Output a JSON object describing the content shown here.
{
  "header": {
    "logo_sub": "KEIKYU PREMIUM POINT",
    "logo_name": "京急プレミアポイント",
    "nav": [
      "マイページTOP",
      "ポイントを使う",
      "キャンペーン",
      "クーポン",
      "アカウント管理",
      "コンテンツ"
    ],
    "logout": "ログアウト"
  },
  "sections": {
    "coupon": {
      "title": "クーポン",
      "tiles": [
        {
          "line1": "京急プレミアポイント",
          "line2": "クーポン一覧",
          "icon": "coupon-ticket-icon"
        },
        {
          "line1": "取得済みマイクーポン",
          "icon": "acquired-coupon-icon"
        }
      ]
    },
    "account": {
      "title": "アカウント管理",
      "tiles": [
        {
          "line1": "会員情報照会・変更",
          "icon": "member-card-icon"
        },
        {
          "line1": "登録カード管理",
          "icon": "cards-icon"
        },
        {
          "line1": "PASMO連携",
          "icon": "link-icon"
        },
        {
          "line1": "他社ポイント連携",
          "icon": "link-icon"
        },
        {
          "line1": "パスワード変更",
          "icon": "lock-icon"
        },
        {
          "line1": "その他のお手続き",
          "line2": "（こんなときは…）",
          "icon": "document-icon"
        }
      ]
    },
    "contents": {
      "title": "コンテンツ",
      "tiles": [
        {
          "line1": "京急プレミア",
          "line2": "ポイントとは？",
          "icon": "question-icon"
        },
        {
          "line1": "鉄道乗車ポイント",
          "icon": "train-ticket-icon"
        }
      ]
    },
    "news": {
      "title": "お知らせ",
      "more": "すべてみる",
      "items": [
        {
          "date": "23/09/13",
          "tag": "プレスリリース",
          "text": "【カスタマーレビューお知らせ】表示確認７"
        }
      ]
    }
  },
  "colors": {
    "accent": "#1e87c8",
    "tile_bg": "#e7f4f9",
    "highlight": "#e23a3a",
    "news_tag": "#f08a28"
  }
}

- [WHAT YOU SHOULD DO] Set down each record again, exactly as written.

- [SOLUTION TO THE EXERCISE]
Output a JSON object describing the content shown here.
{
  "header": {
    "logo_sub": "KEIKYU PREMIUM POINT",
    "logo_name": "京急プレミアポイント",
    "nav": [
      "マイページTOP",
      "ポイントを使う",
      "キャンペーン",
      "クーポン",
      "アカウント管理",
      "コンテンツ"
    ],
    "logout": "ログアウト"
  },
  "sections": {
    "coupon": {
      "title": "クーポン",
      "tiles": [
        {
          "line1": "京急プレミアポイント",
          "line2": "クーポン一覧",
          "icon": "coupon-ticket-icon"
        },
        {
          "line1": "取得済みマイクーポン",
          "icon": "acquired-coupon-icon"
        }
      ]
    },
    "account": {
      "title": "アカウント管理",
      "tiles": [
        {
          "line1": "会員情報照会・変更",
          "icon": "member-card-icon"
        },
        {
          "line1": "登録カード管理",
          "icon": "cards-icon"
        },
        {
          "line1": "PASMO連携",
          "icon": "link-icon"
        },
        {
          "line1": "他社ポイント連携",
          "icon": "link-icon"
        },
        {
          "line1": "パスワード変更",
          "icon": "lock-icon"
        },
        {
          "line1": "その他のお手続き",
          "line2": "（こんなときは…）",
          "icon": "document-icon"
        }
      ]
    },
    "contents": {
      "title": "コンテンツ",
      "tiles": [
        {
          "line1": "京急プレミア",
          "line2": "ポイントとは？",
          "icon": "question-icon"
        },
        {
          "line1": "鉄道乗車ポイント",
          "icon": "train-ticket-icon"
        }
      ]
    },
    "news": {
      "title": "お知らせ",
      "more": "すべてみる",
      "items": [
        {
          "date": "23/09/13",
          "tag": "プレスリリース",
          "text": "【カスタマーレビューお知らせ】表示確認７"
        }
      ]
    }
  },
  "colors": {
    "accent": "#1e87c8",
    "tile_bg": "#e7f4f9",
    "highlight": "#e23a3a",
    "news_tag": "#f08a28"
  }
}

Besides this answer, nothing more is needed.